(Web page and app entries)

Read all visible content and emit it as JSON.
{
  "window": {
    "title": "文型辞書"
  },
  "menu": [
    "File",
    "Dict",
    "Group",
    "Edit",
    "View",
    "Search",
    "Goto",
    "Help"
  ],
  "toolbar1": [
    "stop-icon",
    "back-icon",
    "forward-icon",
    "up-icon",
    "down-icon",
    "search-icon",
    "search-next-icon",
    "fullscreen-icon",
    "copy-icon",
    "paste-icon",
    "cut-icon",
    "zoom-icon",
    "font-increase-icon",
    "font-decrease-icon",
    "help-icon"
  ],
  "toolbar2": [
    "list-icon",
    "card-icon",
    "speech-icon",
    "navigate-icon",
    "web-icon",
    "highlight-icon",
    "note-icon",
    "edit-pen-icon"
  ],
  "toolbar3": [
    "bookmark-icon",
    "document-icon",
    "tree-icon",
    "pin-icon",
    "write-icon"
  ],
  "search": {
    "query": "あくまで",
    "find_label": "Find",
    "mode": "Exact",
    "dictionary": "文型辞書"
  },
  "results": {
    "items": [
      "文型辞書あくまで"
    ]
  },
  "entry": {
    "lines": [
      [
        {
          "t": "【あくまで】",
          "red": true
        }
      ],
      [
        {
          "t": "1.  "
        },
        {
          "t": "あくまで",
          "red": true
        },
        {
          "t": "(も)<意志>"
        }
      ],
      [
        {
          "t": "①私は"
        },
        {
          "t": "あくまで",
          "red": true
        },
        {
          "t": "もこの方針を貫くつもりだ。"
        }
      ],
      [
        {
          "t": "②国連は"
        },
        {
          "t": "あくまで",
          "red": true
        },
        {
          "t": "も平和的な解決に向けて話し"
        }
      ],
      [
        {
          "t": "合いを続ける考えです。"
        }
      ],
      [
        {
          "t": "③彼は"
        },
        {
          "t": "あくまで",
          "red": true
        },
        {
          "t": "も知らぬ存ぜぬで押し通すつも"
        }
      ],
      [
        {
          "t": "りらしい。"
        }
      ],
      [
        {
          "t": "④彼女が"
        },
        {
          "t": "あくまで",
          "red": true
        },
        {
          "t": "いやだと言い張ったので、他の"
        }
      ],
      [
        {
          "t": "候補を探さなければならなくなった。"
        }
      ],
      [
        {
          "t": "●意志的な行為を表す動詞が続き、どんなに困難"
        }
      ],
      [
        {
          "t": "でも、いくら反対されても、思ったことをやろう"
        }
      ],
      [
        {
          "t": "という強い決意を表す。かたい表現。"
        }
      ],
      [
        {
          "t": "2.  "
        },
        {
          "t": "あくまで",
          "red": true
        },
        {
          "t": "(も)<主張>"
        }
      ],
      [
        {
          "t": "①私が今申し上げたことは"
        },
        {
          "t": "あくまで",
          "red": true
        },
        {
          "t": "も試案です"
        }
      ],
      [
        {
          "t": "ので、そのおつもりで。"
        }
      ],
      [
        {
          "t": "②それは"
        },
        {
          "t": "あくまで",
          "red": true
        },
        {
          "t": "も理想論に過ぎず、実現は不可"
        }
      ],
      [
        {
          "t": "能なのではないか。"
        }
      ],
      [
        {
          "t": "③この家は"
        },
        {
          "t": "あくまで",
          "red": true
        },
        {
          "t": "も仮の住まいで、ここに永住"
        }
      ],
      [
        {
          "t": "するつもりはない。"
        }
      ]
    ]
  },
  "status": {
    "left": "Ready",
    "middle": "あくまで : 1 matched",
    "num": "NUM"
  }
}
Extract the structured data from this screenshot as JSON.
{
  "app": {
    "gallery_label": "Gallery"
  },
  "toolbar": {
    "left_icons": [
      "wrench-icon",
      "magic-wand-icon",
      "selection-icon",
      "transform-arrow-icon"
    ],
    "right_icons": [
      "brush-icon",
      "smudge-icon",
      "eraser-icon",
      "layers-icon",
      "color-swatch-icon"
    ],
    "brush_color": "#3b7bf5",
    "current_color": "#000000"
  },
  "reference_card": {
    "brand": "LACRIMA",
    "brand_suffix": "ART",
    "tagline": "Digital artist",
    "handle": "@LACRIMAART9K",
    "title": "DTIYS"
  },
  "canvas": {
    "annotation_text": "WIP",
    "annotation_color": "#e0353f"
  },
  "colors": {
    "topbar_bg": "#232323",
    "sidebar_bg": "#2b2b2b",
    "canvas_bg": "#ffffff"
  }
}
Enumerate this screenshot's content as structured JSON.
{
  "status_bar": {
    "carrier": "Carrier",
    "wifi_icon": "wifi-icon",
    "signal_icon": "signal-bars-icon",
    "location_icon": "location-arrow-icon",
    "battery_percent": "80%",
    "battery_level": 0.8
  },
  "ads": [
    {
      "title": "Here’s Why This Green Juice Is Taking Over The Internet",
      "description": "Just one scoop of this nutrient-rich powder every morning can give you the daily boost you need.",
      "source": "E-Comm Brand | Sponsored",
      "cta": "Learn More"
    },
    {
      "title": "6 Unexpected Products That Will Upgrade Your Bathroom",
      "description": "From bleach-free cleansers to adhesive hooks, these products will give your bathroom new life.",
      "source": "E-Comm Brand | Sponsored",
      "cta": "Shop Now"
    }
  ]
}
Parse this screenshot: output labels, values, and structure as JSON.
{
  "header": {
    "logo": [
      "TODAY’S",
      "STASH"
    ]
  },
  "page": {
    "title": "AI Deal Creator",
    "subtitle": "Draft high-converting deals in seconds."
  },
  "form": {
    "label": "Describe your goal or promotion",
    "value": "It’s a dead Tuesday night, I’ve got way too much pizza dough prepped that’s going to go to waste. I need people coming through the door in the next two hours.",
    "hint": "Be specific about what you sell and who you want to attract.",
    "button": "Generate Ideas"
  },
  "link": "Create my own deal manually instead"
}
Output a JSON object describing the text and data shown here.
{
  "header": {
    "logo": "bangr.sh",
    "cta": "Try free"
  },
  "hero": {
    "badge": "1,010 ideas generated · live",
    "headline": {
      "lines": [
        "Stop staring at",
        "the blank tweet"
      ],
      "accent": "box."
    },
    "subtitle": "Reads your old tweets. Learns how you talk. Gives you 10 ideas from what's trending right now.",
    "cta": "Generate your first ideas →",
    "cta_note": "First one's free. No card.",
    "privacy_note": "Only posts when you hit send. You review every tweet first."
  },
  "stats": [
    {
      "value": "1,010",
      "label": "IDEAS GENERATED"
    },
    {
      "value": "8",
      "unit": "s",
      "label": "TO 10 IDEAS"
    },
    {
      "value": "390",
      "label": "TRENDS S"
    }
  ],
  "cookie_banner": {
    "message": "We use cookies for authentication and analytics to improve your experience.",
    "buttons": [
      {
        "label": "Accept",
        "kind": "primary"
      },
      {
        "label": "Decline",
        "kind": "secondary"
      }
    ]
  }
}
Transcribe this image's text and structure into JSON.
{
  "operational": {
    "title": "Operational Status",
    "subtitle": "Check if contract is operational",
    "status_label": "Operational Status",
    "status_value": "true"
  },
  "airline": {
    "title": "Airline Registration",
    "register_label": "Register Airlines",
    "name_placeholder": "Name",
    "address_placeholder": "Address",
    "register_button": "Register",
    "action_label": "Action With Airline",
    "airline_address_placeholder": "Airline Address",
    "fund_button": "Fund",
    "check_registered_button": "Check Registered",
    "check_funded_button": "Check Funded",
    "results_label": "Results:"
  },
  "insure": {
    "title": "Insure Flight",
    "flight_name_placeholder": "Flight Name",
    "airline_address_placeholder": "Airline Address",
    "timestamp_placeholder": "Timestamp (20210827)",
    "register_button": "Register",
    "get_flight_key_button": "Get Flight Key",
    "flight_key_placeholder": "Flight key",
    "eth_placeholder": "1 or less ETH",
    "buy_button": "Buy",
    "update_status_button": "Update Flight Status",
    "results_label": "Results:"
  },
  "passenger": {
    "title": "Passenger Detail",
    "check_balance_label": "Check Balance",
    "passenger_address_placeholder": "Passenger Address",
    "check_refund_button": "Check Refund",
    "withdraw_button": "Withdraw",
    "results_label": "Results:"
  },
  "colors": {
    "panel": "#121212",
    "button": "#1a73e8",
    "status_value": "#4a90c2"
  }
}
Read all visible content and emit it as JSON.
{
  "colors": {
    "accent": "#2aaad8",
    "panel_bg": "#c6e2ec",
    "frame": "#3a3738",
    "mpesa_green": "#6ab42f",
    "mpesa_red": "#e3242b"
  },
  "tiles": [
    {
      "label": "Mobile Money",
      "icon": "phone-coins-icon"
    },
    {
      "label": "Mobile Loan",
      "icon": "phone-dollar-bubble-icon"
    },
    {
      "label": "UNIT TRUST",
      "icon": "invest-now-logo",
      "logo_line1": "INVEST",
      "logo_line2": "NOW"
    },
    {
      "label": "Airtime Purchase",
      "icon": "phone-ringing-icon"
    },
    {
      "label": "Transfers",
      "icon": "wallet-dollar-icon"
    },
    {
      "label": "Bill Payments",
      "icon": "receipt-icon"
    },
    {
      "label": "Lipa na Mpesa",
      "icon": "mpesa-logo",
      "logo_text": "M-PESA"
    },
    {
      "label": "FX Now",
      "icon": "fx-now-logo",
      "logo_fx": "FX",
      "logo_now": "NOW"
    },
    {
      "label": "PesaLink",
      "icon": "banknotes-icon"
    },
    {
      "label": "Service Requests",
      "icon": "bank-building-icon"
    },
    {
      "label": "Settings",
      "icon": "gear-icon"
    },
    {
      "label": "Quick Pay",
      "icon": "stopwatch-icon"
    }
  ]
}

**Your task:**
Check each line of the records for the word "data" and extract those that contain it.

**Solution to the problem:**
Extract the structured data from this screenshot as JSON.
Output a JSON object describing the text and data shown here.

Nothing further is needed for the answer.